Someone asked me for a map to show where I am currently and where the wedding festivities were happening last week. Jalandhar is not even the capital of the state of Punjab, so it might not be the easiest place to locate. As you can see from the map, we’re in the far north of India, not far from both Pakistan and China. The only part of India north of us is Kashmir, and I’m telling you now we’re not going there.
Here are some miscellaneous pictures I’ve taken over the past week or so since arriving. Tomorrow we’ll head out to the Golden Temple in Amritsar, then on Saturday we head back to Delhi for the last week of our stay in India.
When we were out shopping last Thursday afternoon, we stumbled across a parade.
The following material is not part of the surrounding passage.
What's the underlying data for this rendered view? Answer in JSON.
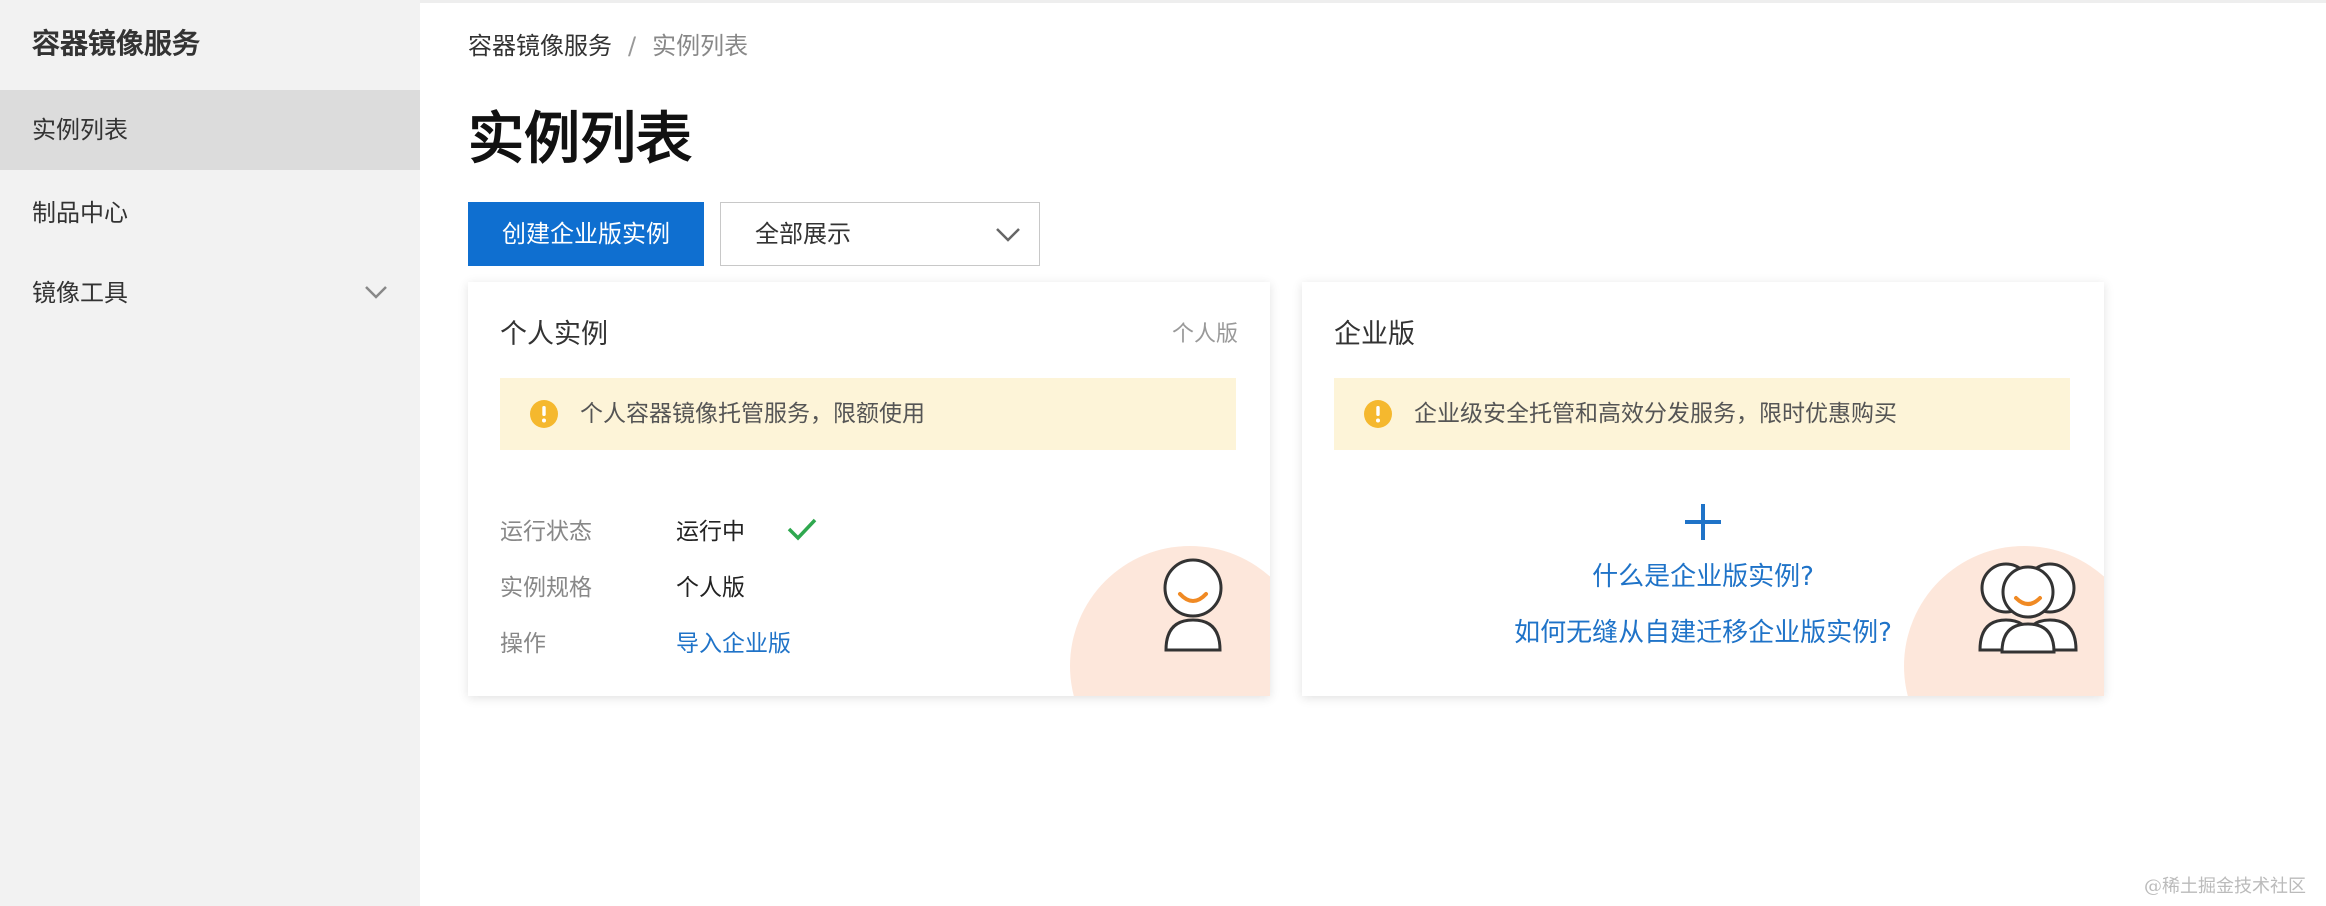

I looked it up afterwards and it turns out that Friday was the birthday of Sri Guru Ravidas Ji, which is a holiday here in the Punjab.
I don’t know too much about the Sikh religion. He was an important figure in Sikhism, but he’s not one of the ten Gurus, so I’m not entirely sure what the meaning of “guru” in his name is.
Because the streets were blocked for the parade, this was the only time we were able to walk around with relative ease. Any other time it’s extremely stressful because there are no sidewalks, there is constant honking, and we essentially have to walk with the traffic.
I’ll give you the quick summary of the wedding I’ve been participating
in for the past three days. Most of it I don’t understand, and
unfortunately the people we know here are too busy helping out to
explain it to the foreigners in great detail.
father. This was in a village outside Jalandhar. This consisted of
rubbing some kind of turmeric paste on the bride’s arms, hands and face.
Everyone got a turn. After that the bride fed lumps of sweet rice to all
the single people present, including yours truly. The second day was the bangles ceremony. This happened at the family
home of Vik’s mother, in Jalandhar. We all got a turn to put a few
bangles on her arms. The third day (yesterday) was the big day. We all got up early to be on
time, but nothing runs on time, so there was a lot of standing around.
We first went to the reception hall. At the hall we waited for the groom
and his family to arrive. The groom arrived preceded by a pipe band.
There was a exchange of greetings between the brothers & counsins of
both sides of the family, then a mock attempt by the bride’s sisters to
prevent the groom from entering to take their sister. After this we had
a bite to eat and headed out to the temple in Vik’s father’s village. The temple ceremony wasn’t very long. It consisted of the Granthis (Sikh
priests) chanting and reading from the Guru Granth Sahib. The bride and
groom then walked five times around the centre of the temple where the
Guru Granth Sahib was placed. After the ceremony we all headed back to the wedding hall. At the hall
we all ate while waiting for the groom to arrive. He’d gone home to
change before coming to join his bride at the wedding hall. He arrived
again preceded by the pipe band and then the couple were ushered to the
front of the hall where they sat for pictures with everyone. They didn’t
crack any smiles, I suppose they’re not supposed to. After the photos,
the families ate together and then the bride & groom made their exit.
The brothers, including me, had to ceremonially push the car off. It’s been interesting, even if I haven’t understood much. I came here
expecting to be attending a wedding, but as it turns out, I’ve been
included at every step: the blessing ceremony on the first day, the
bangles ceremony, and at several different points on the wedding day
itself, as one of the brothers.